START PROVIDED ENTRIES

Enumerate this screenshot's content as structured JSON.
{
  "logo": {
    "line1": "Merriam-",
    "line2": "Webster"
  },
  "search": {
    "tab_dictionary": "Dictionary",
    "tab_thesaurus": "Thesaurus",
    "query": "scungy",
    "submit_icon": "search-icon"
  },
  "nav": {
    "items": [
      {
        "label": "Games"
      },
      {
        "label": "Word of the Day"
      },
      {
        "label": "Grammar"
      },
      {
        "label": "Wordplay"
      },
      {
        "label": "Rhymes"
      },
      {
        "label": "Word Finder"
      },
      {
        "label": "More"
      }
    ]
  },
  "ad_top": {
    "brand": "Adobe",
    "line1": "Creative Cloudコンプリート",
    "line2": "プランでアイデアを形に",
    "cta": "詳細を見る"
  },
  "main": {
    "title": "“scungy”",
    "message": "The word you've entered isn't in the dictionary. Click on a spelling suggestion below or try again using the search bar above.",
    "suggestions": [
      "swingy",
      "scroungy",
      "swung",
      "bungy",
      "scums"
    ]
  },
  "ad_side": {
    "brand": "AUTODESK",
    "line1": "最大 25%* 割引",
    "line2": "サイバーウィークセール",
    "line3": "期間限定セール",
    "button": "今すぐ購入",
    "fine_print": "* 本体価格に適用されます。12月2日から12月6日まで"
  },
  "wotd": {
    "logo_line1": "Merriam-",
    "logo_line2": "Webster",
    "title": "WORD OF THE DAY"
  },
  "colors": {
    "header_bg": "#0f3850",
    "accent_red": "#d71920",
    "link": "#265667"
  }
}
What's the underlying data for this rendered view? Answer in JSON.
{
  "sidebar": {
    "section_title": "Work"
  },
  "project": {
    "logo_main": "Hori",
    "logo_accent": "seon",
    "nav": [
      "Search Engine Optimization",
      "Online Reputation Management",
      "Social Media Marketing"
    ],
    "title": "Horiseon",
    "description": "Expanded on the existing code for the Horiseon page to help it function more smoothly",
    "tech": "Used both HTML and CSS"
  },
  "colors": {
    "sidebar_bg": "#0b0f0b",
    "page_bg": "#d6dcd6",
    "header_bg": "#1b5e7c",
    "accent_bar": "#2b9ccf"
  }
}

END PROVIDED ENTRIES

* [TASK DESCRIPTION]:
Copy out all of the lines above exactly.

* [SOLUTION TO THIS TASK]:
Enumerate this screenshot's content as structured JSON.
{
  "logo": {
    "line1": "Merriam-",
    "line2": "Webster"
  },
  "search": {
    "tab_dictionary": "Dictionary",
    "tab_thesaurus": "Thesaurus",
    "query": "scungy",
    "submit_icon": "search-icon"
  },
  "nav": {
    "items": [
      {
        "label": "Games"
      },
      {
        "label": "Word of the Day"
      },
      {
        "label": "Grammar"
      },
      {
        "label": "Wordplay"
      },
      {
        "label": "Rhymes"
      },
      {
        "label": "Word Finder"
      },
      {
        "label": "More"
      }
    ]
  },
  "ad_top": {
    "brand": "Adobe",
    "line1": "Creative Cloudコンプリート",
    "line2": "プランでアイデアを形に",
    "cta": "詳細を見る"
  },
  "main": {
    "title": "“scungy”",
    "message": "The word you've entered isn't in the dictionary. Click on a spelling suggestion below or try again using the search bar above.",
    "suggestions": [
      "swingy",
      "scroungy",
      "swung",
      "bungy",
      "scums"
    ]
  },
  "ad_side": {
    "brand": "AUTODESK",
    "line1": "最大 25%* 割引",
    "line2": "サイバーウィークセール",
    "line3": "期間限定セール",
    "button": "今すぐ購入",
    "fine_print": "* 本体価格に適用されます。12月2日から12月6日まで"
  },
  "wotd": {
    "logo_line1": "Merriam-",
    "logo_line2": "Webster",
    "title": "WORD OF THE DAY"
  },
  "colors": {
    "header_bg": "#0f3850",
    "accent_red": "#d71920",
    "link": "#265667"
  }
}
What's the underlying data for this rendered view? Answer in JSON.
{
  "sidebar": {
    "section_title": "Work"
  },
  "project": {
    "logo_main": "Hori",
    "logo_accent": "seon",
    "nav": [
      "Search Engine Optimization",
      "Online Reputation Management",
      "Social Media Marketing"
    ],
    "title": "Horiseon",
    "description": "Expanded on the existing code for the Horiseon page to help it function more smoothly",
    "tech": "Used both HTML and CSS"
  },
  "colors": {
    "sidebar_bg": "#0b0f0b",
    "page_bg": "#d6dcd6",
    "header_bg": "#1b5e7c",
    "accent_bar": "#2b9ccf"
  }
}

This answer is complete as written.